Start of DATA LISTING

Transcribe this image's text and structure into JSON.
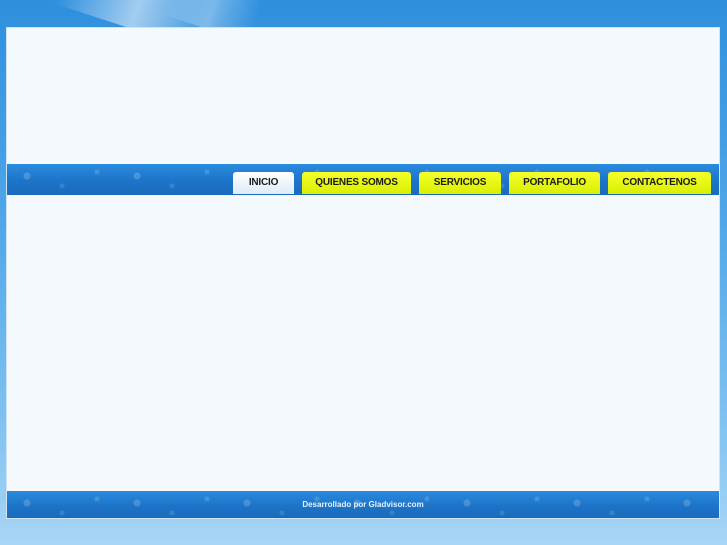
{
  "nav": {
    "items": [
      {
        "label": "INICIO",
        "active": true
      },
      {
        "label": "QUIENES SOMOS",
        "active": false
      },
      {
        "label": "SERVICIOS",
        "active": false
      },
      {
        "label": "PORTAFOLIO",
        "active": false
      },
      {
        "label": "CONTACTENOS",
        "active": false
      }
    ]
  },
  "footer": {
    "credit": "Desarrollado por Gladvisor.com"
  },
  "colors": {
    "background": "#4fa6e8",
    "nav_bar": "#1d74c8",
    "tab_active": "#e8f2fb",
    "tab_normal": "#e8f700",
    "content": "#f4f9fd"
  }
}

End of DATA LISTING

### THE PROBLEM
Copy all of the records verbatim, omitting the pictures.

### ANSWER SECTION
Transcribe this image's text and structure into JSON.
{
  "nav": {
    "items": [
      {
        "label": "INICIO",
        "active": true
      },
      {
        "label": "QUIENES SOMOS",
        "active": false
      },
      {
        "label": "SERVICIOS",
        "active": false
      },
      {
        "label": "PORTAFOLIO",
        "active": false
      },
      {
        "label": "CONTACTENOS",
        "active": false
      }
    ]
  },
  "footer": {
    "credit": "Desarrollado por Gladvisor.com"
  },
  "colors": {
    "background": "#4fa6e8",
    "nav_bar": "#1d74c8",
    "tab_active": "#e8f2fb",
    "tab_normal": "#e8f700",
    "content": "#f4f9fd"
  }
}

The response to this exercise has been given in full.